━━━━━ Exercise inputs ━━━━━
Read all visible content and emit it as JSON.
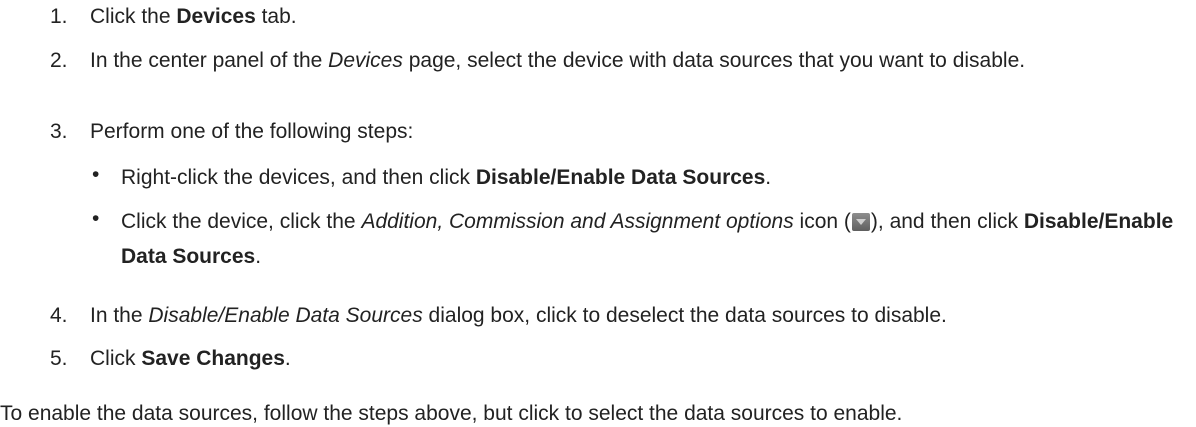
{
  "steps": [
    {
      "number": "1.",
      "parts": [
        "Click the ",
        "Devices",
        " tab."
      ]
    },
    {
      "number": "2.",
      "parts": [
        "In the center panel of the ",
        "Devices",
        " page, select the device with data sources that you want to disable."
      ]
    },
    {
      "number": "3.",
      "parts": [
        "Perform one of the following steps:"
      ],
      "substeps": [
        {
          "bullet": "•",
          "parts": [
            "Right-click the devices, and then click ",
            "Disable/Enable Data Sources",
            "."
          ]
        },
        {
          "bullet": "•",
          "parts": [
            "Click the device, click the ",
            "Addition, Commission and Assignment options",
            " icon (",
            "), and then click ",
            "Disable/Enable Data Sources",
            "."
          ],
          "icon": "dropdown-arrow-icon"
        }
      ]
    },
    {
      "number": "4.",
      "parts": [
        "In the ",
        "Disable/Enable Data Sources",
        " dialog box, click to deselect the data sources to disable."
      ]
    },
    {
      "number": "5.",
      "parts": [
        "Click ",
        "Save Changes",
        "."
      ]
    }
  ],
  "note": "To enable the data sources, follow the steps above, but click to select the data sources to enable.",
  "colors": {
    "text": "#222222",
    "icon_background": "#6f6f6f",
    "icon_arrow": "#cfcfcf"
  }
}
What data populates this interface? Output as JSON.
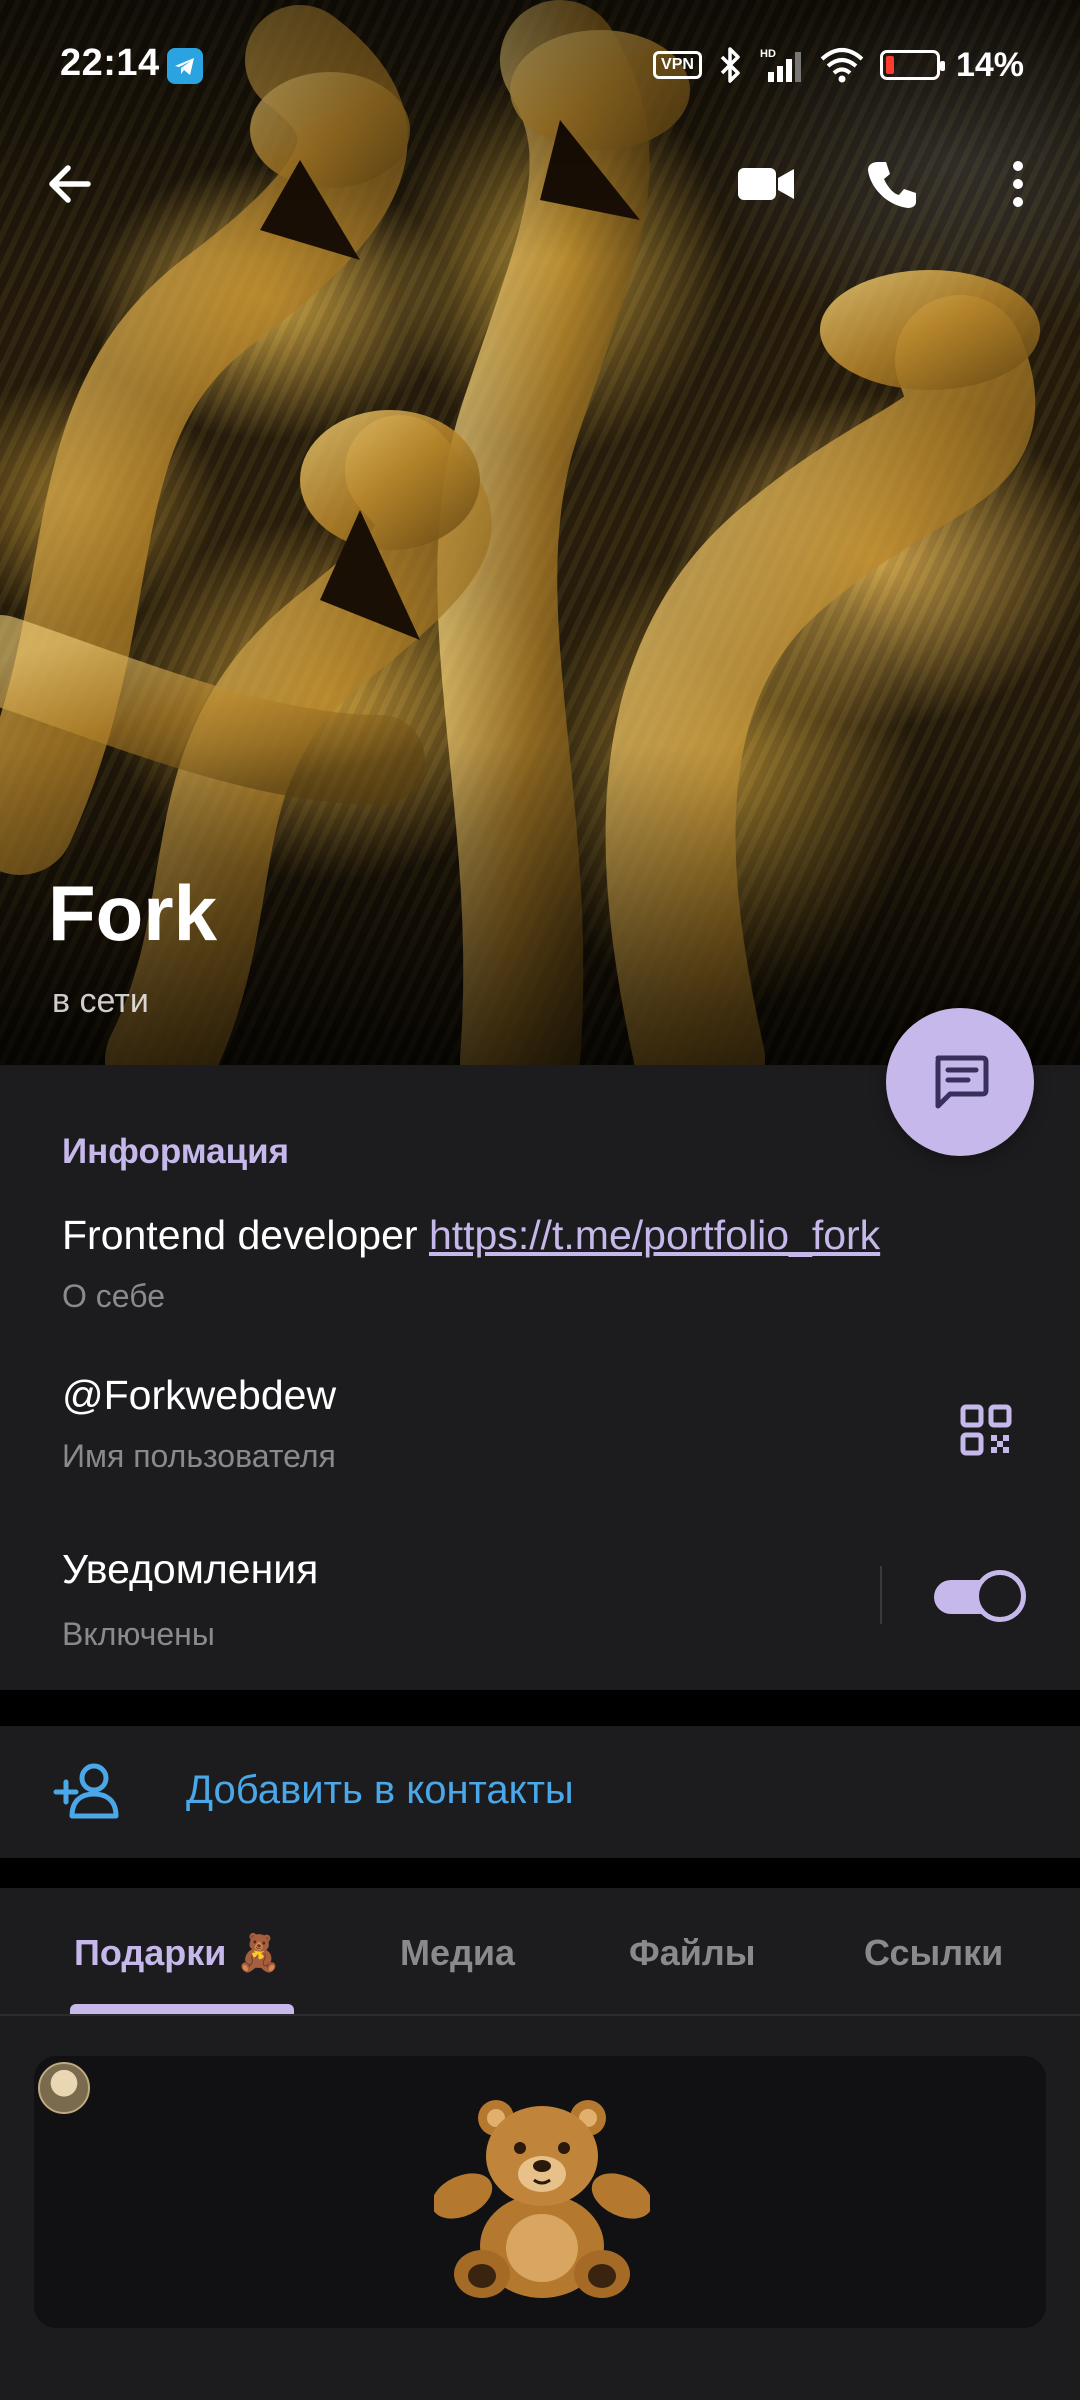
{
  "status_bar": {
    "time": "22:14",
    "vpn_label": "VPN",
    "battery_percent": "14%",
    "battery_level": 0.14,
    "icons": [
      "telegram-icon",
      "vpn-icon",
      "bluetooth-icon",
      "signal-icon",
      "wifi-icon",
      "battery-icon"
    ]
  },
  "toolbar": {
    "back_icon": "arrow-left-icon",
    "video_call_icon": "video-camera-icon",
    "call_icon": "phone-icon",
    "more_icon": "more-vertical-icon"
  },
  "profile": {
    "name": "Fork",
    "status": "в сети"
  },
  "info": {
    "section_title": "Информация",
    "bio_text": "Frontend developer ",
    "bio_link": "https://t.me/portfolio_fork",
    "bio_caption": "О себе",
    "username": "@Forkwebdew",
    "username_caption": "Имя пользователя",
    "notifications_title": "Уведомления",
    "notifications_state": "Включены",
    "notifications_enabled": true
  },
  "actions": {
    "add_contact": "Добавить в контакты"
  },
  "tabs": [
    {
      "label": "Подарки 🧸",
      "active": true
    },
    {
      "label": "Медиа",
      "active": false
    },
    {
      "label": "Файлы",
      "active": false
    },
    {
      "label": "Ссылки",
      "active": false
    }
  ],
  "colors": {
    "accent": "#c6b8ea",
    "link_blue": "#4aa7e8",
    "background": "#1c1c1e",
    "secondary_text": "#8a8a8e"
  }
}
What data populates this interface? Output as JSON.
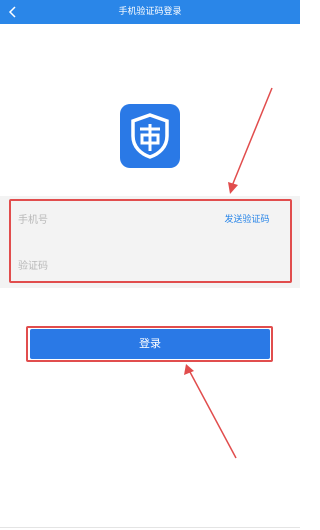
{
  "header": {
    "title": "手机验证码登录",
    "back_icon": "chevron-left-icon"
  },
  "logo": {
    "icon": "shield-app-logo",
    "color": "#2a79e6"
  },
  "form": {
    "phone_placeholder": "手机号",
    "phone_value": "",
    "code_placeholder": "验证码",
    "code_value": "",
    "send_code_label": "发送验证码"
  },
  "login": {
    "label": "登录"
  },
  "colors": {
    "header_bg": "#2a86e8",
    "accent": "#2a79e6",
    "annotation_red": "#e14d4d"
  }
}
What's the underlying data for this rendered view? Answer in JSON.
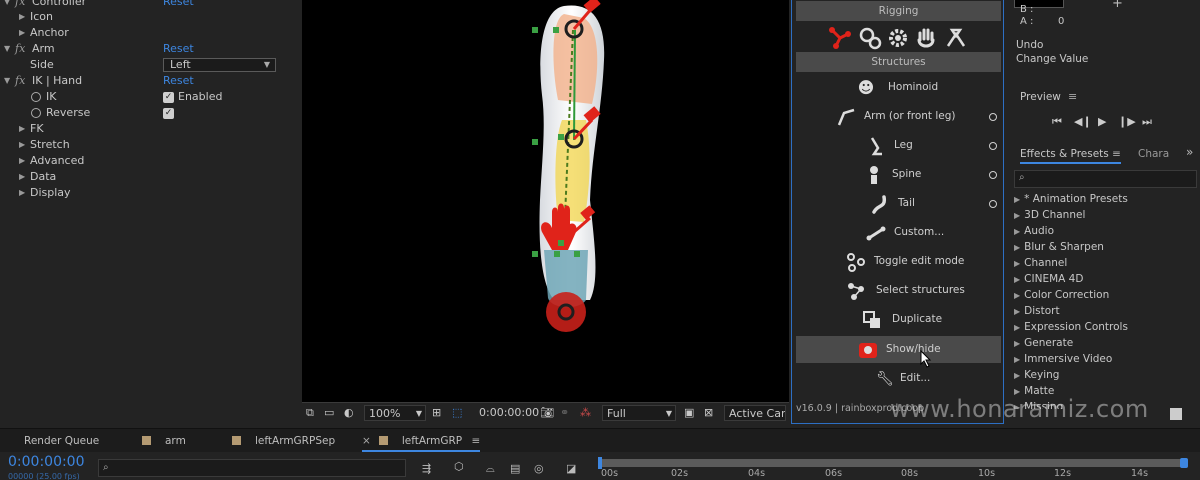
{
  "effect_controls": {
    "rows": [
      {
        "label": "Controller",
        "reset": "Reset"
      },
      {
        "label": "Icon"
      },
      {
        "label": "Anchor"
      },
      {
        "label": "Arm",
        "reset": "Reset"
      },
      {
        "label": "Side",
        "value": "Left"
      },
      {
        "label": "IK | Hand",
        "reset": "Reset"
      },
      {
        "label": "IK",
        "checkbox": "Enabled"
      },
      {
        "label": "Reverse"
      },
      {
        "label": "FK"
      },
      {
        "label": "Stretch"
      },
      {
        "label": "Advanced"
      },
      {
        "label": "Data"
      },
      {
        "label": "Display"
      }
    ]
  },
  "viewer": {
    "zoom": "100%",
    "timecode": "0:00:00:00",
    "resolution": "Full",
    "camera": "Active Camera"
  },
  "rigging": {
    "title": "Rigging",
    "structures_title": "Structures",
    "buttons": [
      {
        "label": "Hominoid",
        "icon": "hominoid-icon"
      },
      {
        "label": "Arm (or front leg)",
        "icon": "arm-icon",
        "dot": true
      },
      {
        "label": "Leg",
        "icon": "leg-icon",
        "dot": true
      },
      {
        "label": "Spine",
        "icon": "spine-icon",
        "dot": true
      },
      {
        "label": "Tail",
        "icon": "tail-icon",
        "dot": true
      },
      {
        "label": "Custom...",
        "icon": "bone-icon"
      },
      {
        "label": "Toggle edit mode",
        "icon": "edit-mode-icon"
      },
      {
        "label": "Select structures",
        "icon": "select-structures-icon"
      },
      {
        "label": "Duplicate",
        "icon": "duplicate-icon"
      },
      {
        "label": "Show/hide",
        "icon": "show-hide-icon",
        "active": true
      },
      {
        "label": "Edit...",
        "icon": "wrench-icon"
      }
    ],
    "version": "v16.0.9 | rainboxprod.coop"
  },
  "info": {
    "b_label": "B :",
    "a_label": "A :",
    "a_value": "0",
    "undo": "Undo",
    "change_value": "Change Value"
  },
  "preview": {
    "title": "Preview"
  },
  "effects": {
    "tab_active": "Effects & Presets",
    "tab_other": "Chara",
    "items": [
      "* Animation Presets",
      "3D Channel",
      "Audio",
      "Blur & Sharpen",
      "Channel",
      "CINEMA 4D",
      "Color Correction",
      "Distort",
      "Expression Controls",
      "Generate",
      "Immersive Video",
      "Keying",
      "Matte",
      "Missing"
    ]
  },
  "timeline": {
    "tabs": [
      "Render Queue",
      "arm",
      "leftArmGRPSep",
      "leftArmGRP"
    ],
    "timecode": "0:00:00:00",
    "fps": "00000 (25.00 fps)",
    "ticks": [
      "00s",
      "02s",
      "04s",
      "06s",
      "08s",
      "10s",
      "12s",
      "14s"
    ]
  },
  "watermark": "www.honaramiz.com",
  "colors": {
    "accent_blue": "#2d6fc4",
    "rig_red": "#e0231a",
    "link_blue": "#3d86e0"
  }
}
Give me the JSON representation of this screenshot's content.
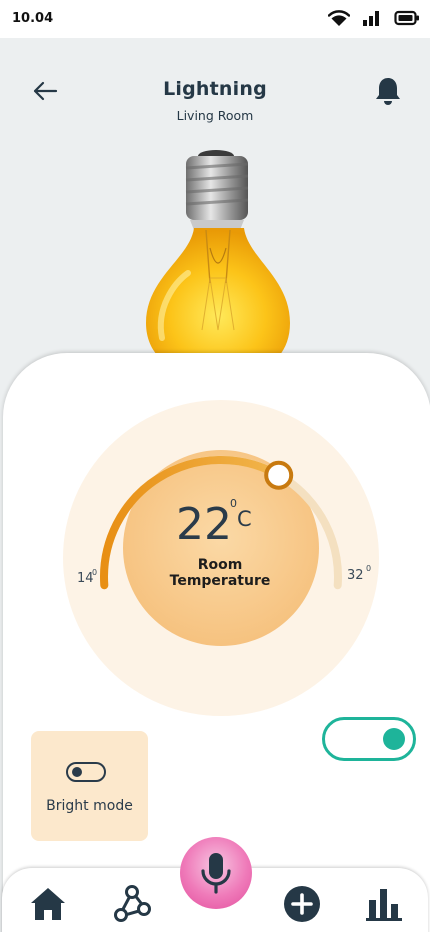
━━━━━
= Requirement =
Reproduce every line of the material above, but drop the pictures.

= The completed task =
Read all visible content and emit it as JSON.
{
  "steps": [
    {
      "number": "1.",
      "parts": [
        "Click the ",
        "Devices",
        " tab."
      ]
    },
    {
      "number": "2.",
      "parts": [
        "In the center panel of the ",
        "Devices",
        " page, select the device with data sources that you want to disable."
      ]
    },
    {
      "number": "3.",
      "parts": [
        "Perform one of the following steps:"
      ],
      "substeps": [
        {
          "bullet": "•",
          "parts": [
            "Right-click the devices, and then click ",
            "Disable/Enable Data Sources",
            "."
          ]
        },
        {
          "bullet": "•",
          "parts": [
            "Click the device, click the ",
            "Addition, Commission and Assignment options",
            " icon (",
            "), and then click ",
            "Disable/Enable Data Sources",
            "."
          ],
          "icon": "dropdown-arrow-icon"
        }
      ]
    },
    {
      "number": "4.",
      "parts": [
        "In the ",
        "Disable/Enable Data Sources",
        " dialog box, click to deselect the data sources to disable."
      ]
    },
    {
      "number": "5.",
      "parts": [
        "Click ",
        "Save Changes",
        "."
      ]
    }
  ],
  "note": "To enable the data sources, follow the steps above, but click to select the data sources to enable.",
  "colors": {
    "text": "#222222",
    "icon_background": "#6f6f6f",
    "icon_arrow": "#cfcfcf"
  }
}
What data populates this interface? Output as JSON.
{
  "status_bar": {
    "time": "22:14",
    "vpn_label": "VPN",
    "battery_percent": "14%",
    "battery_level": 0.14,
    "icons": [
      "telegram-icon",
      "vpn-icon",
      "bluetooth-icon",
      "signal-icon",
      "wifi-icon",
      "battery-icon"
    ]
  },
  "toolbar": {
    "back_icon": "arrow-left-icon",
    "video_call_icon": "video-camera-icon",
    "call_icon": "phone-icon",
    "more_icon": "more-vertical-icon"
  },
  "profile": {
    "name": "Fork",
    "status": "в сети"
  },
  "info": {
    "section_title": "Информация",
    "bio_text": "Frontend developer ",
    "bio_link": "https://t.me/portfolio_fork",
    "bio_caption": "О себе",
    "username": "@Forkwebdew",
    "username_caption": "Имя пользователя",
    "notifications_title": "Уведомления",
    "notifications_state": "Включены",
    "notifications_enabled": true
  },
  "actions": {
    "add_contact": "Добавить в контакты"
  },
  "tabs": [
    {
      "label": "Подарки 🧸",
      "active": true
    },
    {
      "label": "Медиа",
      "active": false
    },
    {
      "label": "Файлы",
      "active": false
    },
    {
      "label": "Ссылки",
      "active": false
    }
  ],
  "colors": {
    "accent": "#c6b8ea",
    "link_blue": "#4aa7e8",
    "background": "#1c1c1e",
    "secondary_text": "#8a8a8e"
  }
}
What data populates this interface? Output as JSON.
{
  "header": {
    "title": "手机验证码登录",
    "back_icon": "chevron-left-icon"
  },
  "logo": {
    "icon": "shield-app-logo",
    "color": "#2a79e6"
  },
  "form": {
    "phone_placeholder": "手机号",
    "phone_value": "",
    "code_placeholder": "验证码",
    "code_value": "",
    "send_code_label": "发送验证码"
  },
  "login": {
    "label": "登录"
  },
  "colors": {
    "header_bg": "#2a86e8",
    "accent": "#2a79e6",
    "annotation_red": "#e14d4d"
  }
}
What's the underlying data for this rendered view? Answer in JSON.
{
  "effect_controls": {
    "rows": [
      {
        "label": "Controller",
        "reset": "Reset"
      },
      {
        "label": "Icon"
      },
      {
        "label": "Anchor"
      },
      {
        "label": "Arm",
        "reset": "Reset"
      },
      {
        "label": "Side",
        "value": "Left"
      },
      {
        "label": "IK | Hand",
        "reset": "Reset"
      },
      {
        "label": "IK",
        "checkbox": "Enabled"
      },
      {
        "label": "Reverse"
      },
      {
        "label": "FK"
      },
      {
        "label": "Stretch"
      },
      {
        "label": "Advanced"
      },
      {
        "label": "Data"
      },
      {
        "label": "Display"
      }
    ]
  },
  "viewer": {
    "zoom": "100%",
    "timecode": "0:00:00:00",
    "resolution": "Full",
    "camera": "Active Camera"
  },
  "rigging": {
    "title": "Rigging",
    "structures_title": "Structures",
    "buttons": [
      {
        "label": "Hominoid",
        "icon": "hominoid-icon"
      },
      {
        "label": "Arm (or front leg)",
        "icon": "arm-icon",
        "dot": true
      },
      {
        "label": "Leg",
        "icon": "leg-icon",
        "dot": true
      },
      {
        "label": "Spine",
        "icon": "spine-icon",
        "dot": true
      },
      {
        "label": "Tail",
        "icon": "tail-icon",
        "dot": true
      },
      {
        "label": "Custom...",
        "icon": "bone-icon"
      },
      {
        "label": "Toggle edit mode",
        "icon": "edit-mode-icon"
      },
      {
        "label": "Select structures",
        "icon": "select-structures-icon"
      },
      {
        "label": "Duplicate",
        "icon": "duplicate-icon"
      },
      {
        "label": "Show/hide",
        "icon": "show-hide-icon",
        "active": true
      },
      {
        "label": "Edit...",
        "icon": "wrench-icon"
      }
    ],
    "version": "v16.0.9 | rainboxprod.coop"
  },
  "info": {
    "b_label": "B :",
    "a_label": "A :",
    "a_value": "0",
    "undo": "Undo",
    "change_value": "Change Value"
  },
  "preview": {
    "title": "Preview"
  },
  "effects": {
    "tab_active": "Effects & Presets",
    "tab_other": "Chara",
    "items": [
      "* Animation Presets",
      "3D Channel",
      "Audio",
      "Blur & Sharpen",
      "Channel",
      "CINEMA 4D",
      "Color Correction",
      "Distort",
      "Expression Controls",
      "Generate",
      "Immersive Video",
      "Keying",
      "Matte",
      "Missing"
    ]
  },
  "timeline": {
    "tabs": [
      "Render Queue",
      "arm",
      "leftArmGRPSep",
      "leftArmGRP"
    ],
    "timecode": "0:00:00:00",
    "fps": "00000 (25.00 fps)",
    "ticks": [
      "00s",
      "02s",
      "04s",
      "06s",
      "08s",
      "10s",
      "12s",
      "14s"
    ]
  },
  "watermark": "www.honaramiz.com",
  "colors": {
    "accent_blue": "#2d6fc4",
    "rig_red": "#e0231a",
    "link_blue": "#3d86e0"
  }
}
Give me the JSON representation of this screenshot's content.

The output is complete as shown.